▸ **REQUIRED ACTION**: Whenever the word "JSON" shows up in a line of the data, copy that line.

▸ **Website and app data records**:

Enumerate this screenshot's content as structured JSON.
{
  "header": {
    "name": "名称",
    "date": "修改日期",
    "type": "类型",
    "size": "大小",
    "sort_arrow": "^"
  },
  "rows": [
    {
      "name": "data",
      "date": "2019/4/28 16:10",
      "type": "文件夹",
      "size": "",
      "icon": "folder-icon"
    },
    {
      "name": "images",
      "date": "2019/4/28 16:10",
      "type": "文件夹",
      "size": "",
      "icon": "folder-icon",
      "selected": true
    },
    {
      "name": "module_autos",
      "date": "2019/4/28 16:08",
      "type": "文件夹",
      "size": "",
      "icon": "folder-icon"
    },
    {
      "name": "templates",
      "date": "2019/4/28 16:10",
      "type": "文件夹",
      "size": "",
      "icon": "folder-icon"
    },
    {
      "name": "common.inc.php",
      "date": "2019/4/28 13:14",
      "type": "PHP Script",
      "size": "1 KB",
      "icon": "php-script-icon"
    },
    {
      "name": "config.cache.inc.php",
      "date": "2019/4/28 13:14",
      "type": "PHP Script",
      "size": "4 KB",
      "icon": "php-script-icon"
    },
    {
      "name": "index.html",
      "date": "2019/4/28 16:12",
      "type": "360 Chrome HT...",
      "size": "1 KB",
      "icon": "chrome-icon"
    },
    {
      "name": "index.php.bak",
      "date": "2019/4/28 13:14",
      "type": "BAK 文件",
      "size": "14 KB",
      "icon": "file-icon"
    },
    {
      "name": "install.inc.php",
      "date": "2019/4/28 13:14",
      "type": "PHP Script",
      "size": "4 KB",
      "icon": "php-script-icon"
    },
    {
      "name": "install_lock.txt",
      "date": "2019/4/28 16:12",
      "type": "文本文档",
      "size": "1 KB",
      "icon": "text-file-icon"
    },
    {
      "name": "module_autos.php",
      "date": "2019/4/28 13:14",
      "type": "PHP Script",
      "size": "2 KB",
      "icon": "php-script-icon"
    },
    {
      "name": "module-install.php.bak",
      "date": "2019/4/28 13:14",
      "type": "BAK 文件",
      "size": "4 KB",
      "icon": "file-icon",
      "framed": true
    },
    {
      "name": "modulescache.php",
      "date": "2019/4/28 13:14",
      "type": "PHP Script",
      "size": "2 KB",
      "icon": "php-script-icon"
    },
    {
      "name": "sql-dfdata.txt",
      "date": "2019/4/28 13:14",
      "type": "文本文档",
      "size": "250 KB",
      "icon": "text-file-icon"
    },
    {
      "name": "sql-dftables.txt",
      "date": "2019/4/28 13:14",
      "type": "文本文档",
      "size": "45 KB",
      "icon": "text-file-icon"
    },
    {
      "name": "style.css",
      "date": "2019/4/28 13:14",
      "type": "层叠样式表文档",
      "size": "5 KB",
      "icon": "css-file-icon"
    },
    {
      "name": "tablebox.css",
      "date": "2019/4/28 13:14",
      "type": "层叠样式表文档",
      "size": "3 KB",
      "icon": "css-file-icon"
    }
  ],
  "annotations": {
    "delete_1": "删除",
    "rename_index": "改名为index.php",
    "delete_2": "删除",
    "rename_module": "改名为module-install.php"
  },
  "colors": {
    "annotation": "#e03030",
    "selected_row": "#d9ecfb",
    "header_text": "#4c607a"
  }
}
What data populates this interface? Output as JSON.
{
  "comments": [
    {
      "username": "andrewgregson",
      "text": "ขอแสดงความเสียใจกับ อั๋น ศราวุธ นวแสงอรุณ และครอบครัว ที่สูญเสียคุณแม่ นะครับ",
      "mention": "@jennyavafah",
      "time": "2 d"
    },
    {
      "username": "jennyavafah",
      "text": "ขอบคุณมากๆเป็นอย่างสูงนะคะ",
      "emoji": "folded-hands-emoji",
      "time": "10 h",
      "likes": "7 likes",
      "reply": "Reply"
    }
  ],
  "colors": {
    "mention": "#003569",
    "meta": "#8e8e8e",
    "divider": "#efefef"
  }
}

▸ **OUTPUT**:
Enumerate this screenshot's content as structured JSON.
What data populates this interface? Output as JSON.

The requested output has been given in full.